–Last but not least, protein is pretty simple because there is only one category. One important thing to note is that we don’t need that much protein than we think we should. These days, protein is all the rage. Protein bars, protein shakes, etc. But you get enough protein from foods that aren’t specifically rich with proteins. So you can easy with the proteins and proper muscle health and etc.
–Moving onto INGREDIENTS….
Ingredients are listed in order from which ingredient is the most abundant in that food to the least.
So in something like a loaf of bread, you should see the first ingredient something along the lines of flour. For granola, rolled oats.
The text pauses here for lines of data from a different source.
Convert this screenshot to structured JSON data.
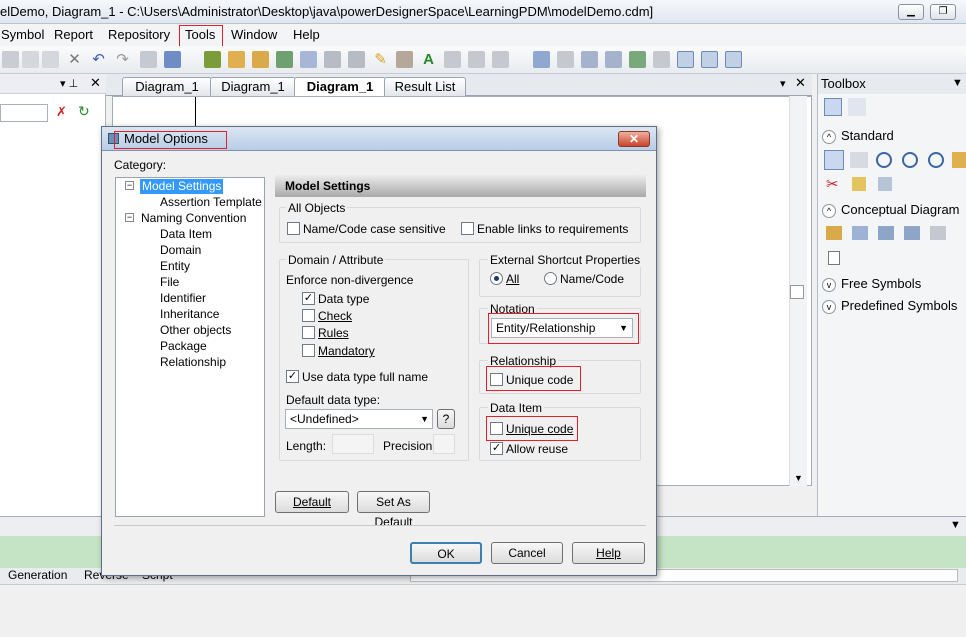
{
  "window": {
    "title": "elDemo, Diagram_1 - C:\\Users\\Administrator\\Desktop\\java\\powerDesignerSpace\\LearningPDM\\modelDemo.cdm]"
  },
  "menu": {
    "items": [
      "Symbol",
      "Report",
      "Repository",
      "Tools",
      "Window",
      "Help"
    ]
  },
  "tabs": {
    "items": [
      "Diagram_1",
      "Diagram_1",
      "Diagram_1",
      "Result List"
    ]
  },
  "toolbox": {
    "title": "Toolbox",
    "sections": [
      "Standard",
      "Conceptual Diagram",
      "Free Symbols",
      "Predefined Symbols"
    ]
  },
  "bottom_tabs": {
    "items": [
      "Generation",
      "Reverse",
      "Script"
    ]
  },
  "dialog": {
    "title": "Model Options",
    "category_label": "Category:",
    "tree": [
      {
        "label": "Model Settings",
        "level": 1,
        "expanded": true,
        "selected": true
      },
      {
        "label": "Assertion Template",
        "level": 2
      },
      {
        "label": "Naming Convention",
        "level": 1,
        "expanded": true
      },
      {
        "label": "Data Item",
        "level": 2
      },
      {
        "label": "Domain",
        "level": 2
      },
      {
        "label": "Entity",
        "level": 2
      },
      {
        "label": "File",
        "level": 2
      },
      {
        "label": "Identifier",
        "level": 2
      },
      {
        "label": "Inheritance",
        "level": 2
      },
      {
        "label": "Other objects",
        "level": 2
      },
      {
        "label": "Package",
        "level": 2
      },
      {
        "label": "Relationship",
        "level": 2
      }
    ],
    "section_title": "Model Settings",
    "all_objects": {
      "label": "All Objects",
      "case_sensitive": {
        "label": "Name/Code case sensitive",
        "checked": false
      },
      "links_requirements": {
        "label": "Enable links to requirements",
        "checked": false
      }
    },
    "domain": {
      "label": "Domain / Attribute",
      "enforce_label": "Enforce non-divergence",
      "data_type": {
        "label": "Data type",
        "checked": true
      },
      "check": {
        "label": "Check",
        "checked": false
      },
      "rules": {
        "label": "Rules",
        "checked": false
      },
      "mandatory": {
        "label": "Mandatory",
        "checked": false
      },
      "full_name": {
        "label": "Use data type full name",
        "checked": true
      },
      "default_type_label": "Default data type:",
      "default_type_value": "<Undefined>",
      "help_button": "?",
      "length_label": "Length:",
      "precision_label": "Precision:"
    },
    "shortcut": {
      "label": "External Shortcut Properties",
      "all": {
        "label": "All",
        "selected": true
      },
      "name_code": {
        "label": "Name/Code",
        "selected": false
      }
    },
    "notation": {
      "label": "Notation",
      "value": "Entity/Relationship"
    },
    "relationship": {
      "label": "Relationship",
      "unique_code": {
        "label": "Unique code",
        "checked": false
      }
    },
    "data_item": {
      "label": "Data Item",
      "unique_code": {
        "label": "Unique code",
        "checked": false
      },
      "allow_reuse": {
        "label": "Allow reuse",
        "checked": true
      }
    },
    "buttons": {
      "default": "Default",
      "set_default": "Set As Default",
      "ok": "OK",
      "cancel": "Cancel",
      "help": "Help"
    }
  }
}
Now onto my tips since it’s going to be hard to memorize and retain all the above information.
***One good thing to note is that you don’t have to follow all of these “rules” or “guidelines.” Personally, I don’t follow them all the time. It would be a sad life if I had to let go of a food item because it didn’t fit one of these rules. I’m giving these guidelines so it allows you to be a smarter and more aware shopper. While picking a food item, it’s going to be more advantageous to you to know about these following facts versus picking the same food and not knowing about it. In terms of nutrition knowledge, it contradicts the phrase “the less you know, the better,” but “the more you know, the better.”
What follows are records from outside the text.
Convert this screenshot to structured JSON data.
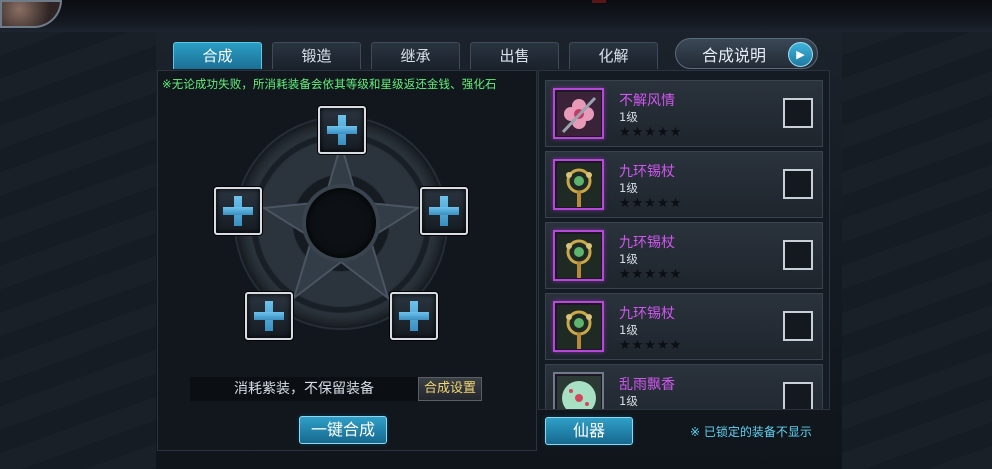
{
  "tabs": [
    {
      "label": "合成"
    },
    {
      "label": "锻造"
    },
    {
      "label": "继承"
    },
    {
      "label": "出售"
    },
    {
      "label": "化解"
    }
  ],
  "help_button": {
    "label": "合成说明"
  },
  "notice": "※无论成功失败，所消耗装备会依其等级和星级返还金钱、强化石",
  "slots": [
    "empty-slot",
    "empty-slot",
    "empty-slot",
    "empty-slot",
    "empty-slot"
  ],
  "consume_option": "消耗紫装，不保留装备",
  "setting_button": "合成设置",
  "merge_button": "一键合成",
  "category_button": "仙器",
  "lock_note": "※ 已锁定的装备不显示",
  "items": [
    {
      "name": "不解风情",
      "level": "1级",
      "stars": "★★★★★",
      "stars_filled": 0,
      "icon": "flower-weapon-icon",
      "checked": false
    },
    {
      "name": "九环锡杖",
      "level": "1级",
      "stars": "★★★★★",
      "stars_filled": 0,
      "icon": "ringed-staff-icon",
      "checked": false
    },
    {
      "name": "九环锡杖",
      "level": "1级",
      "stars": "★★★★★",
      "stars_filled": 0,
      "icon": "ringed-staff-icon",
      "checked": false
    },
    {
      "name": "九环锡杖",
      "level": "1级",
      "stars": "★★★★★",
      "stars_filled": 0,
      "icon": "ringed-staff-icon",
      "checked": false
    },
    {
      "name": "乱雨飘香",
      "level": "1级",
      "stars": "★★★★★",
      "stars_filled": 0,
      "icon": "umbrella-weapon-icon",
      "checked": false
    }
  ],
  "colors": {
    "active_tab": "#2b9ec4",
    "notice_text": "#5ff07a",
    "purple_item": "#d057ef",
    "note_text": "#5fd3f2",
    "setting_text": "#f3d772"
  }
}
For the Nutrients Facts portion:
serving size – Assuming that nobody carries around measuring cups, here are a few serving size equivalents that you can measure with your hand.
1 cup = the size of your fist
3 oz (this is the recommended serving size for meat – steak, chicken, seafood fillet) = your palm excluding your fingers (or the size of a deck of cards)
1 oz = the scoop of your hand
1 oz of nuts = 1 handful of nuts
1 oz = the size of your thumb => This is useful for spreads such as peanut butter. You can’t really scoop up a glob of peanut butter, but you can visualize a glob of peanut butter the size of your thumb.
1 teaspoon = the tip of your thumb
ex. 1 teaspoon of oil
The magic number for sodium is 140g
If the sodium content is more than 140g => labelled as high in sodium
If the sodium content is less than 140g => labelled as low in sodium
If the sodium content is less than 35g => labelled as very low in sodium
For the Ingredients portion:
Because the ingredients are listed from the most abundant to the least abundant, the first item on the list should make sense based on the food item.
For instance, a loaf of whole wheat bread’s first item should be whole wheat flour. However, some bread have water as the first ingredient. Does that make sense to you? It doesn’t to me.
If it doesn’t make sense, DON’T take the benefit of the doubt and actually be skeptic. In other words, put it back on the shelf and move onto a different food item.
Try to have the food item with the least amount of ingredients. The fewer the better.
Make sure you can pronounce and visualize all the ingredients. I have to add in the visualize because some people can pronounce “monosodium glutamate,” but can’t visualize it.
Don’t buy the “natural” claim. For foods like Cheerios with their claim to lower cholesterol, they actually need to get it passed by the FDA. However, any company can patch on the label “natural.” That’s why you see on soda bottles, “natural” ingredients or in other places that don’t really make sense. So just keep a blind eye for the “natural” label.
Whew, that was a lot! All in all, life is all about pleasure and enjoying yourself. I wrote this post with the intention of making you aware but never to make yourself feel deprived. It’s important to find the 80/20 balance where you eat healthy and “perfect” 80% of the time and let yourself a bit loose 20% of the time. As much as it is important to be physically healthy, it’s important to be mentally and physiologically healthy. It’s all about finding a balanced and sustainable lifestyle and many a times this means letting yourself and indulge on not-so-good things once in awhile.
What surprised you the most?